As a Christian nation, our abiding faith in God has always guided our dealings with our friends and neighbors. We believe in hard work and in fair play to achieve our dreams. For this reason we shun cheaters, liars, and thieves who reach easy street by stepping on the toes of others.
All our lives, our parents at home and our teachers at school and our parish priests and nuns at church have endeavored to weave morality - the sense of what is right and what is wrong - into the fabric of both our family and community life. Their hope is to build a society that measures up to the moral uprightness of its leaders and its citizens.
Our full reward, our faith teaches us, is not in this world but in the afterlife. We believe in justice: that good will be rewarded and evil will be punished. For what does it profit a man or a woman if he or she gains the whole world but loses his or her soul?
To ease the anger of the people over her inimical assaults on their welfare and on their democratic institutions, Gloria Macapagal Arroyo has offered a half-hearted apology, if not an insincere one. For what followed her "I'm sorry" speech was a blizzard of obfuscations, not real contrition as demanded of her by a good conscience to set aright the wrong that she has done.
The people expected atonement but are being fed daily with a dose of presidential arrogance. She has excoriated her critics for taking her to task, embarked upon a crusade to cover up her bad behavior, and is defending herself with the logic of a moral relativist. "Yes," she seems to tell us, "I rigged the elections but what's the big deal? You all move on with your life."
Moral relativism is a pseudo philosophy that recognizes no absolute truth other than the subjective interpretation of what is right by individuals to suit their selfish purposes. By this definition, it removes the stigma associated with lying, cheating, and stealing. Or with kidnapping, graft and corruption, and accepting jueteng payoffs. All that matters to those who deny moral excellence is the happiness of evildoers, and they couldn't care less what great harm their self-centeredness has inflicted on others.
In his pre-conclave homily before the College of Cardinals shortly after the death of John Paul II, Cardinal Joseph Ratzinger, now Pope Benedict XVI, warned them that the Catholic Church must not become prey to modern moral relativism or ideological trends. He also pointed to the advance of anti-Catholic secularism both outside and within the Catholic Church.

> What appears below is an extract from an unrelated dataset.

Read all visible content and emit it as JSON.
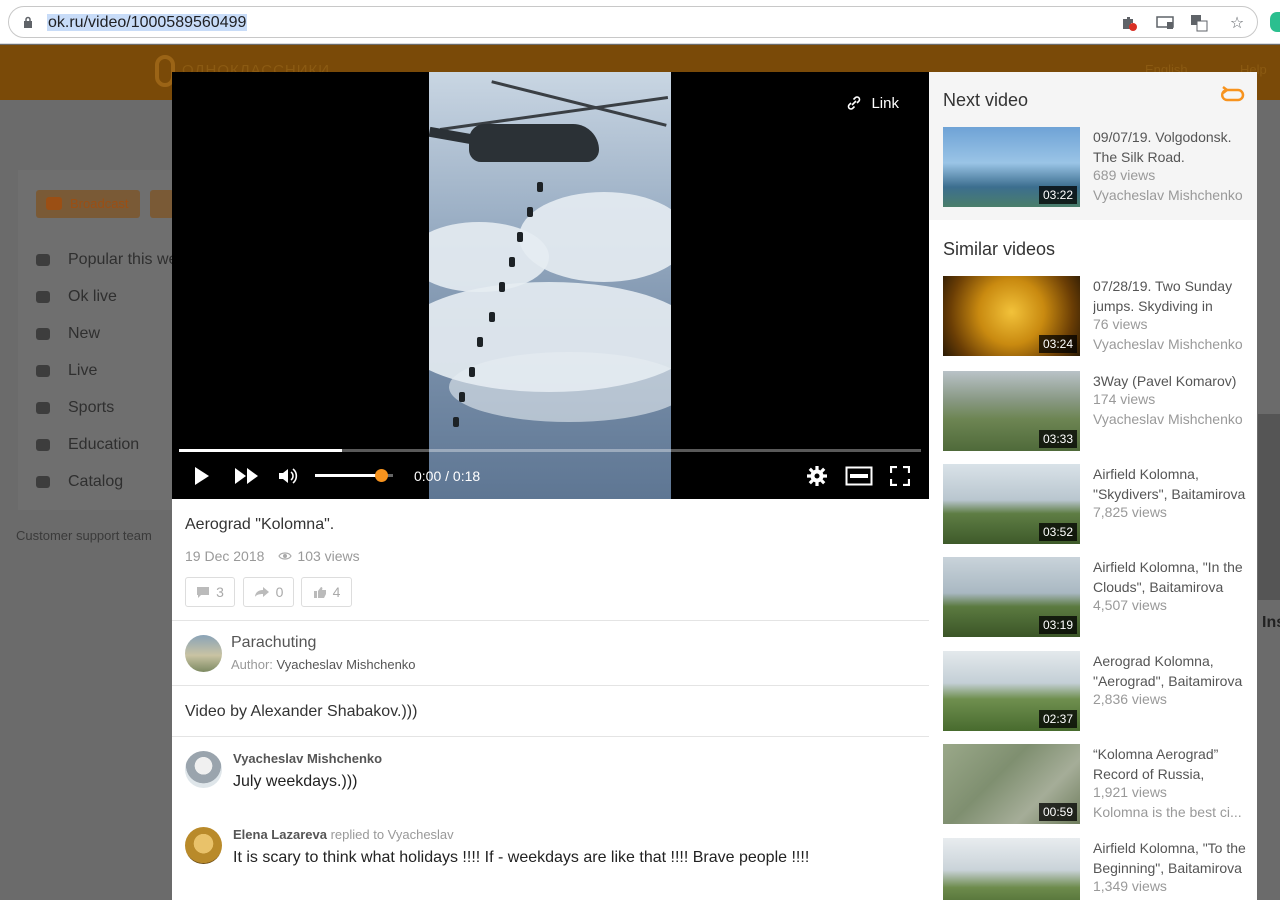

"A dictatorship of relativism is being formed, one that recognizes nothing as definitive and that has as its measure only the self and its desires," he said.